Tim Spector – Spector is professor of genetic epidemiology and director of the TwinsUK registry at King’s College, London. According to Thomson-Reuters, he is in the top 1% most cited scientists. He is a specialist in twin studies, genetics, epigenetics, and microbiome and diet. It was an incredibly informative workshop to sit in on. If you are curious about what he has to say click here for a talk he recently gave on what role the microbiome has to do with the gut.
My take away as a patient and advice to others is to eat 30 plants a week, about 5-6 a day is my goal, nuts and seeds count as plants too and are high in polyphenols which microbes use as fuel to grow. Eat more kefir, kimchi and drink some kombucha if you are looking to improve your microbiome. Double your fibre and the Mediterranean style diet is great to follow but no one diet is perfect, everyone is different so what works for one may not work for another – and will not cure you. The best alcohol to drink is red wine, olive oil is the best oil to use and McDondalds is still incredibly bad for you, you need to avoid processed food, butter and red meat. To find out what really works for you, see a registered dietician, linked is one living with rheumatoid arthritis.
My diagnosis of rheumatoid arthritis has taught me to view food as a medicine and there are so many delicious healthy options out there.
Living with arthritis I know that fatigue is a massive issue for me and many others. Often people think pain is the worst symptom for my RA but some days I find myself cursing at the fatigue more. I saw a few presentations focused on fatigue and what is crucial to treat it is losing weight and stop smoking. Your medications work better, you lower inflammation, it fights depression and attends to so many other aspects of living with rheumatoid arthritis. Rheumatologists however have a hard time prescribing what is right for patients to lose weight. I found valuable resources through education sessions taught by The Arthritis Society at the Mary Pack Arthritis Center when I was looking to learn to exercise and lose weight with rheumatoid arthritis. I furthered that information by participating in Arthritis Research Canada’s studies and reading from reliable sources like Creaky Joints or Healthline.
I would like to personally back up this research having lost 60 lbs which improved my rheumatoid arthritis tremendously. It didn’t cure me but it sure helped significantly in how I live a better life today with rheumatoid arthritis.
For further information about this please watch Cheryl Koehn from Arthritis Consumer Experts interview with Dr. Susan Bartlett from the University of McGill on her work with fatigue and inflammatory arthritis here.
I had the opportunity to interview for Arthritis Broadcast Network and attend a workshop by a rheumatologist/pain specialist from McGil Universityl about arthritis and medical cannabis. This is a topic I get asked a lot about and see frequently asked in arthritis communities – mostly does it work, what strains are best, does it reduce inflammation, what dosage to use, what is the fastest way to absorb it.
Unfortunately, a lot of the questions patients have aren’t being answered because there is
still a definite need for for more research in this field.

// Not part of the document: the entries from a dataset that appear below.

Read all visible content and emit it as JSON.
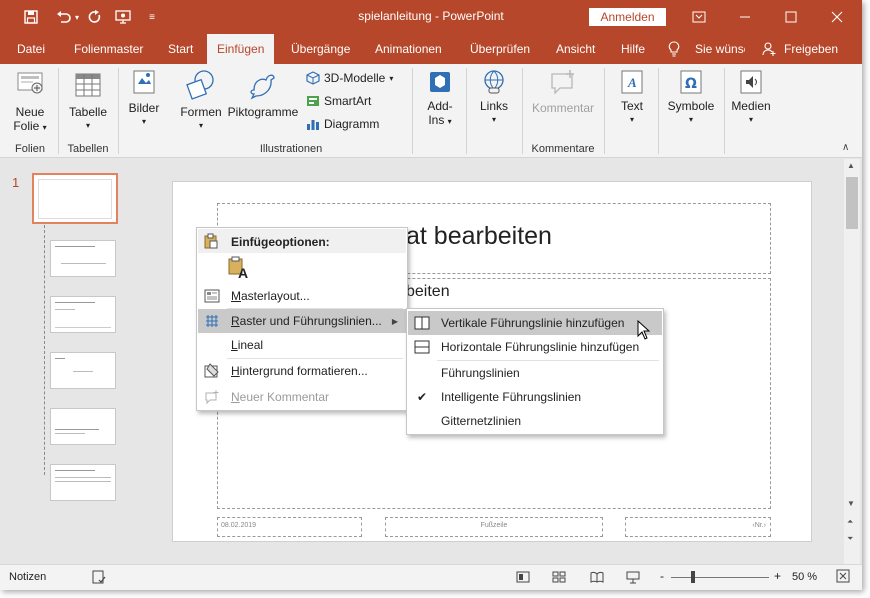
{
  "title_bar": {
    "title": "spielanleitung - PowerPoint",
    "signin": "Anmelden",
    "icons": [
      "save-icon",
      "undo-icon",
      "redo-icon",
      "present-icon",
      "customize-icon"
    ]
  },
  "tabs": [
    "Datei",
    "Folienmaster",
    "Start",
    "Einfügen",
    "Übergänge",
    "Animationen",
    "Überprüfen",
    "Ansicht",
    "Hilfe",
    "Sie wünsc",
    "Freigeben"
  ],
  "ribbon": {
    "buttons": {
      "neue_folie": [
        "Neue",
        "Folie"
      ],
      "tabelle": "Tabelle",
      "bilder": "Bilder",
      "formen": "Formen",
      "piktogramme": "Piktogramme",
      "modelle3d": "3D-Modelle",
      "smartart": "SmartArt",
      "diagramm": "Diagramm",
      "addins": [
        "Add-",
        "Ins"
      ],
      "links": "Links",
      "kommentar": "Kommentar",
      "text": "Text",
      "symbole": "Symbole",
      "medien": "Medien"
    },
    "groups": {
      "folien": "Folien",
      "tabellen": "Tabellen",
      "illustrationen": "Illustrationen",
      "kommentare": "Kommentare"
    }
  },
  "thumbnails": {
    "selected_number": "1",
    "count": 6
  },
  "slide": {
    "title_partial": "at bearbeiten",
    "subtitle_partial": "beiten",
    "footer_date": "08.02.2019",
    "footer_center": "Fußzeile",
    "footer_number": "‹Nr.›"
  },
  "context_menu": {
    "header": "Einfügeoptionen:",
    "paste_option_letter": "A",
    "items": [
      "Masterlayout...",
      "Raster und Führungslinien...",
      "Lineal",
      "Hintergrund formatieren...",
      "Neuer Kommentar"
    ],
    "underline_chars": [
      "M",
      "R",
      "L",
      "H",
      "N"
    ]
  },
  "submenu": {
    "items": [
      "Vertikale Führungslinie hinzufügen",
      "Horizontale Führungslinie hinzufügen",
      "Führungslinien",
      "Intelligente Führungslinien",
      "Gitternetzlinien"
    ],
    "checked": "Intelligente Führungslinien"
  },
  "status_bar": {
    "notes": "Notizen",
    "zoom": "50 %",
    "zoom_minus": "-",
    "zoom_plus": "+"
  },
  "colors": {
    "accent": "#b7472a",
    "menu_hover": "#c9c9c9"
  }
}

They are definitely trying to stress patients to purchase from a licensed professional due to
contamination of the product with heavy metals like lead. The fastest way to absorb is

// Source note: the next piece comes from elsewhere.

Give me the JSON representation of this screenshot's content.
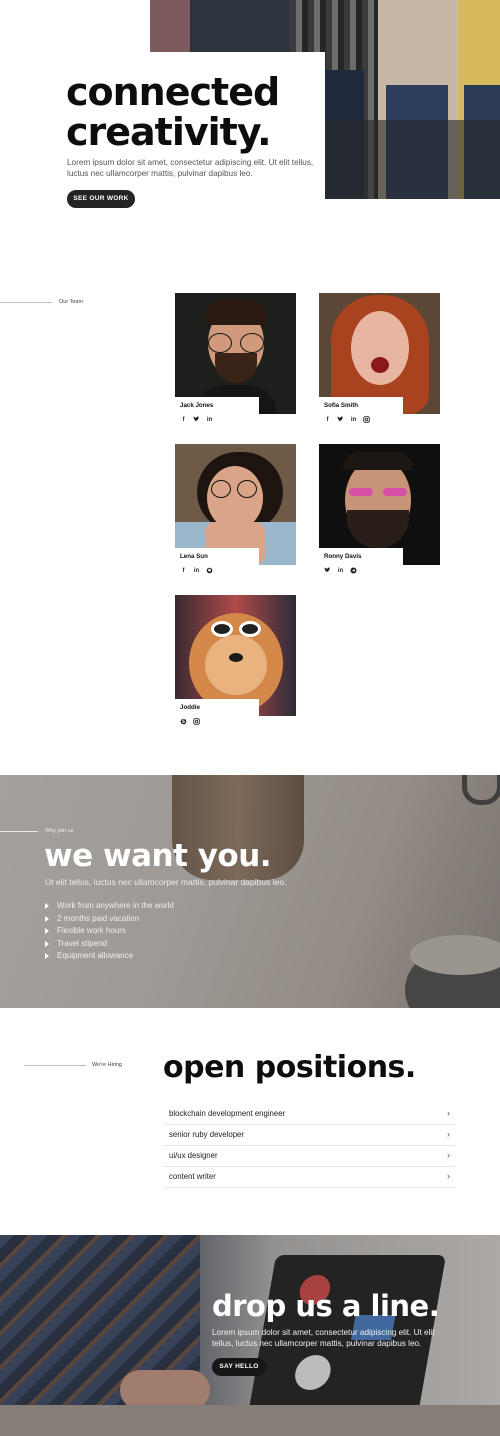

through smoking but not recommended by rheumatologists because it is still smoking, so
it’s not good for you. Some food for thought.
For more information I invite you to watch my interview with Dr. Mary-Ann Fitzcharles here.
For further information on medical cannabis in Canada click here.
My Message To My Readers
Become involved in research, recruitment is an issue but absolutely needed to get accurate results. Answers lie in research and change can only happen with your participation and fundraising. There is hope.